Book Image

Getting Started with NativeScript

By : Nathanael J. Anderson
Book Image

Getting Started with NativeScript

By: Nathanael J. Anderson

Overview of this book

NativeScript allows you to build a fast cross-platform application that has a native UI. NativeScript is a true cross-platform framework that generates native speed applications using the native components of the host platform, all using JavaScript. Although NativeScript allows you to build your application in JavaScript, you have full access to the host OS from your code, allowing you to easily tweak or use new platform features instantly at native code speeds. Whether you have already developed multiple applications or zero applications, this book will help you to develop your next application in a cross-platform framework quickly, saving you a massive amount of time and money. This book concisely shows you NativeScript’s built-in framework that allows you to rapidly develop a fully-working compiled cross-platform application in just a few chapters. It starts by laying the foundation of NativeScript and working through the fundamentals to create a basic shell of the application. Moving on, you’ll see how to build a full-fledged application step by step. We’ll show you how to use plugins, and how to communicate with the native OS libraries easily so that you can customize your application as if your app was created in Java or Objective C. We then deal with the issues that arise from being cross platform and compensate for the different screen sizes, screen resolutions, and device abilities. Finally, we progress to testing and deploying your app.
Table of Contents (15 chapters)
Getting Started with NativeScript
About the Author
About the Reviewer
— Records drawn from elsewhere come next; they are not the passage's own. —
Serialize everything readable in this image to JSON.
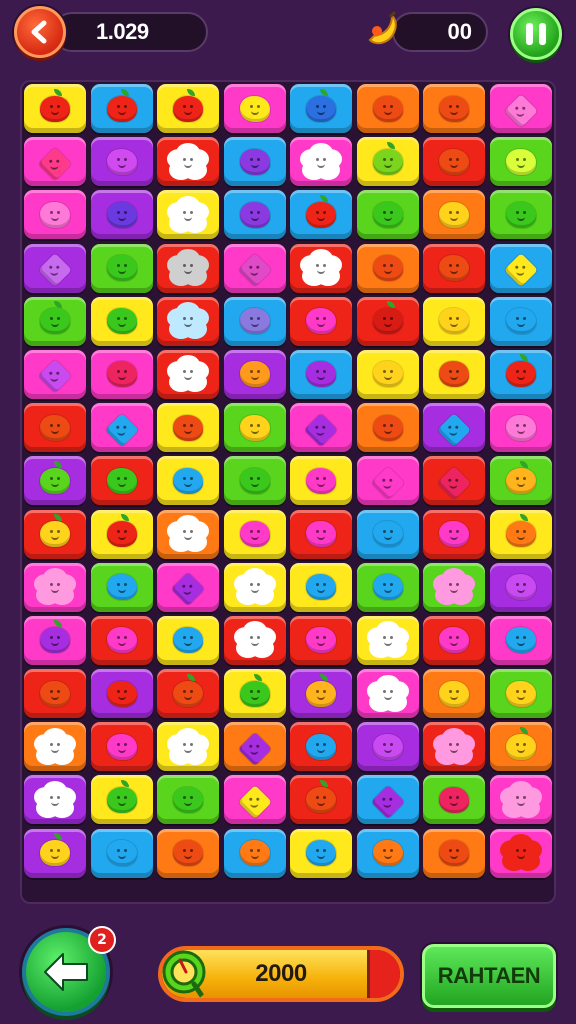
{
  "hud": {
    "score": "1.029",
    "coins": "00",
    "colors": {
      "back": "#e3361a",
      "pause": "#2fb52a"
    }
  },
  "board": {
    "palette": {
      "Y": "#ffe81c",
      "B": "#22a8ef",
      "P": "#ff3ac8",
      "O": "#ff7a14",
      "R": "#ee2418",
      "G": "#58d51c",
      "V": "#a62ee0"
    },
    "rows": [
      [
        [
          "Y",
          "apple",
          "#ee2418"
        ],
        [
          "B",
          "apple",
          "#ee2418"
        ],
        [
          "Y",
          "apple",
          "#ee2418"
        ],
        [
          "P",
          "blob",
          "#ffe81c"
        ],
        [
          "B",
          "apple",
          "#2b6fe0"
        ],
        [
          "O",
          "blob",
          "#ee4a14"
        ],
        [
          "O",
          "blob",
          "#ee4a14"
        ],
        [
          "P",
          "heart",
          "#ff7ad8"
        ]
      ],
      [
        [
          "P",
          "heart",
          "#ff3a8a"
        ],
        [
          "V",
          "blob",
          "#d04af0"
        ],
        [
          "R",
          "flower",
          "#ffffff"
        ],
        [
          "B",
          "blob",
          "#8a3ae0"
        ],
        [
          "P",
          "flower",
          "#ffffff"
        ],
        [
          "Y",
          "apple",
          "#7ad51c"
        ],
        [
          "R",
          "blob",
          "#ee4a14"
        ],
        [
          "G",
          "blob",
          "#d8ff3a"
        ]
      ],
      [
        [
          "P",
          "blob",
          "#ff7ad8"
        ],
        [
          "V",
          "blob",
          "#6a3ae0"
        ],
        [
          "Y",
          "flower",
          "#ffffff"
        ],
        [
          "B",
          "blob",
          "#8a3ae0"
        ],
        [
          "B",
          "apple",
          "#ee2418"
        ],
        [
          "G",
          "blob",
          "#3ac81c"
        ],
        [
          "O",
          "blob",
          "#ffd21c"
        ],
        [
          "G",
          "blob",
          "#3ac81c"
        ]
      ],
      [
        [
          "V",
          "heart",
          "#c86af0"
        ],
        [
          "G",
          "blob",
          "#3ac81c"
        ],
        [
          "R",
          "flower",
          "#cfcfcf"
        ],
        [
          "P",
          "heart",
          "#e04ac8"
        ],
        [
          "R",
          "flower",
          "#ffffff"
        ],
        [
          "O",
          "blob",
          "#ee4a14"
        ],
        [
          "R",
          "blob",
          "#ee4a14"
        ],
        [
          "B",
          "heart",
          "#ffe81c"
        ]
      ],
      [
        [
          "G",
          "apple",
          "#3ac81c"
        ],
        [
          "Y",
          "blob",
          "#3ac81c"
        ],
        [
          "R",
          "flower",
          "#bfe9ff"
        ],
        [
          "B",
          "blob",
          "#8a7ae0"
        ],
        [
          "R",
          "blob",
          "#ff3ac8"
        ],
        [
          "R",
          "apple",
          "#d81c14"
        ],
        [
          "Y",
          "blob",
          "#ffd21c"
        ],
        [
          "B",
          "blob",
          "#22a8ef"
        ]
      ],
      [
        [
          "P",
          "heart",
          "#c84af0"
        ],
        [
          "P",
          "blob",
          "#ee2460"
        ],
        [
          "R",
          "flower",
          "#ffffff"
        ],
        [
          "V",
          "blob",
          "#ff9a1c"
        ],
        [
          "B",
          "blob",
          "#a62ee0"
        ],
        [
          "Y",
          "blob",
          "#ffd21c"
        ],
        [
          "Y",
          "blob",
          "#ee4a14"
        ],
        [
          "B",
          "apple",
          "#ee2418"
        ]
      ],
      [
        [
          "R",
          "blob",
          "#ee4a14"
        ],
        [
          "P",
          "heart",
          "#22a8ef"
        ],
        [
          "Y",
          "blob",
          "#ee4a14"
        ],
        [
          "G",
          "blob",
          "#ffd21c"
        ],
        [
          "P",
          "heart",
          "#a62ee0"
        ],
        [
          "O",
          "blob",
          "#ee4a14"
        ],
        [
          "V",
          "heart",
          "#22a8ef"
        ],
        [
          "P",
          "blob",
          "#ff7ad8"
        ]
      ],
      [
        [
          "V",
          "apple",
          "#58d51c"
        ],
        [
          "R",
          "blob",
          "#3ac81c"
        ],
        [
          "Y",
          "blob",
          "#22a8ef"
        ],
        [
          "G",
          "blob",
          "#3ac81c"
        ],
        [
          "Y",
          "blob",
          "#ff3ac8"
        ],
        [
          "P",
          "heart",
          "#ff3ac8"
        ],
        [
          "R",
          "heart",
          "#ee2460"
        ],
        [
          "G",
          "apple",
          "#ffb31c"
        ]
      ],
      [
        [
          "R",
          "apple",
          "#ffd21c"
        ],
        [
          "Y",
          "apple",
          "#ee2418"
        ],
        [
          "O",
          "flower",
          "#ffffff"
        ],
        [
          "Y",
          "blob",
          "#ff3ac8"
        ],
        [
          "R",
          "blob",
          "#ff3ac8"
        ],
        [
          "B",
          "blob",
          "#22a8ef"
        ],
        [
          "R",
          "blob",
          "#ff3ac8"
        ],
        [
          "Y",
          "apple",
          "#ff7a14"
        ]
      ],
      [
        [
          "P",
          "flower",
          "#ff9ae0"
        ],
        [
          "G",
          "blob",
          "#22a8ef"
        ],
        [
          "P",
          "heart",
          "#a62ee0"
        ],
        [
          "Y",
          "flower",
          "#ffffff"
        ],
        [
          "Y",
          "blob",
          "#22a8ef"
        ],
        [
          "G",
          "blob",
          "#22a8ef"
        ],
        [
          "G",
          "flower",
          "#ff9ae0"
        ],
        [
          "V",
          "blob",
          "#c84af0"
        ]
      ],
      [
        [
          "P",
          "apple",
          "#a62ee0"
        ],
        [
          "R",
          "blob",
          "#ff3ac8"
        ],
        [
          "Y",
          "blob",
          "#22a8ef"
        ],
        [
          "R",
          "flower",
          "#ffffff"
        ],
        [
          "R",
          "blob",
          "#ff3ac8"
        ],
        [
          "Y",
          "flower",
          "#ffffff"
        ],
        [
          "R",
          "blob",
          "#ff3ac8"
        ],
        [
          "P",
          "blob",
          "#22a8ef"
        ]
      ],
      [
        [
          "R",
          "blob",
          "#ee4a14"
        ],
        [
          "V",
          "blob",
          "#ee2418"
        ],
        [
          "R",
          "apple",
          "#ee4a14"
        ],
        [
          "Y",
          "apple",
          "#3ac81c"
        ],
        [
          "V",
          "apple",
          "#ffb31c"
        ],
        [
          "P",
          "flower",
          "#ffffff"
        ],
        [
          "O",
          "blob",
          "#ffd21c"
        ],
        [
          "G",
          "blob",
          "#ffd21c"
        ]
      ],
      [
        [
          "O",
          "flower",
          "#ffffff"
        ],
        [
          "R",
          "blob",
          "#ff3ac8"
        ],
        [
          "Y",
          "flower",
          "#ffffff"
        ],
        [
          "O",
          "heart",
          "#a62ee0"
        ],
        [
          "R",
          "blob",
          "#22a8ef"
        ],
        [
          "V",
          "blob",
          "#c84af0"
        ],
        [
          "R",
          "flower",
          "#ff9ae0"
        ],
        [
          "O",
          "apple",
          "#ffd21c"
        ]
      ],
      [
        [
          "V",
          "flower",
          "#ffffff"
        ],
        [
          "Y",
          "apple",
          "#3ac81c"
        ],
        [
          "G",
          "blob",
          "#3ac81c"
        ],
        [
          "P",
          "heart",
          "#ffe81c"
        ],
        [
          "R",
          "apple",
          "#ee4a14"
        ],
        [
          "B",
          "heart",
          "#a62ee0"
        ],
        [
          "G",
          "blob",
          "#ee2460"
        ],
        [
          "P",
          "flower",
          "#ff9ae0"
        ]
      ],
      [
        [
          "V",
          "apple",
          "#ffd21c"
        ],
        [
          "B",
          "blob",
          "#22a8ef"
        ],
        [
          "O",
          "blob",
          "#ee4a14"
        ],
        [
          "B",
          "blob",
          "#ff7a14"
        ],
        [
          "Y",
          "blob",
          "#22a8ef"
        ],
        [
          "B",
          "blob",
          "#ff7a14"
        ],
        [
          "O",
          "blob",
          "#ee4a14"
        ],
        [
          "P",
          "flower",
          "#ee2418"
        ]
      ]
    ]
  },
  "footer": {
    "undo_badge": "2",
    "progress_text": "2000",
    "progress_fraction": 0.86,
    "action_label": "RAHTAEN"
  }
}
Event system

While we have already touched briefly on one use of the Observable component when we discussed the model file in Chapter 2, The Project Structure, let us go more in-depth on this component.

This component has two similar responsibilities; both deal with events. First, this class is used as the source class for using any variables that need binding.

By source, I mean this is the class that provides the memory location for you to store your variables that you want to stay in sync with other components and your code. For example, if you look at our created main-view-model.js property that we discussed in Chapter 2, The Project Structure, it uses the Observable component for the counter variable and the tapAction. This is the source class for tracking our counter variable. The other components and your own code can also listen for propertyChange events. This event is fired, which allows you to react anytime that property or variable is changed. The NativeScript components, when bound...